According to the latest data from STR, Dubai's hotel industry recorded strong occupancy levels during the first quarter of 2017, despite continued and significant supply growth. Based on preliminary data, Dubai recorded an 86.3-percent occupancy level, a 2.7-percent increase compared with the first quarter of 2016.
“A factor that likely played a big role in Dubai’s occupancy growth was the UAE government’s recent decisions to grant visas on arrival for Chinese and Russian nationals," Philip Wooller, STR’s AD for the Middle East and Africa, said in a statement. “While Dubai continues to add new supply, it also continues to add new leisure attractions, and expanding the market’s range of potential visitors can only help drive hotel demand and profitability.”
The middle- and lower-tier hotel classes pushed occupancy increases. Dubai’s midscale and economy classes experienced a combined 7.2-percent year-over-year increase in occupancy, while luxury hotels saw more moderate growth of 0.7 percent. Upper-upscale hotels reported a 1.1-percent decline.
STR analysts noted that the midscale and economy classes had less substantial supply growth compared with other classes during Q1. However, the upper midscale class, which recorded the highest rate of supply growth at +13.9 percent, also posted a substantial 6.7-percent increase in occupancy.
“With more than 42,000 rooms currently under contract, Dubai has the largest pipeline of any city in the world,” Robin Rossmann, STR's MD, said in a statement. The emirate's demand is impressive, he added, considering the significance of supply growth in the market.
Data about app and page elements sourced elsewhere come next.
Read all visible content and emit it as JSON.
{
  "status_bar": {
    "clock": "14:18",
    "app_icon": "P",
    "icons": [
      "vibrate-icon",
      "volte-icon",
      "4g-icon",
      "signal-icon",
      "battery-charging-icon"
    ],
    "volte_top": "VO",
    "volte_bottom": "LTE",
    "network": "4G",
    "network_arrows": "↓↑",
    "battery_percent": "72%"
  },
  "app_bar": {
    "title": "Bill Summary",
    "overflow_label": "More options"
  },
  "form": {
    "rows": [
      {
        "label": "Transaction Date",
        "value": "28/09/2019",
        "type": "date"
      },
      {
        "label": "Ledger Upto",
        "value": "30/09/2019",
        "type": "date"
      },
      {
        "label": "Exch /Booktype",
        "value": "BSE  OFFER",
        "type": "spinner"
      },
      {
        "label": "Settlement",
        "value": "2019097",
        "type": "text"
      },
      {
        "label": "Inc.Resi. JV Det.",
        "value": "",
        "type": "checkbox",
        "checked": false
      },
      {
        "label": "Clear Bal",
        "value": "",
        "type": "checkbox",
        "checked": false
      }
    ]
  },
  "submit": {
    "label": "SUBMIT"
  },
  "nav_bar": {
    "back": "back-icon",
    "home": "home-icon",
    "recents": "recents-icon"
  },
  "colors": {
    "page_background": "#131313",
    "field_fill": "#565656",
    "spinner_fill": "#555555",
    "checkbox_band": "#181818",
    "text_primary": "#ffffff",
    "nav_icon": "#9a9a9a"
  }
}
“With more than 42,000 rooms currently under contract, Dubai has the largest pipeline of any city in the world,” Rossmann said. “The market faces several challenges over the next few years in maintaining a demand level that can offset some of this supply growth. On the positive side, Dubai continues to attract substantial leisure business, so this is definitely one of the top markets in the industry to keep an eye on from both a supply development and performance perspective.”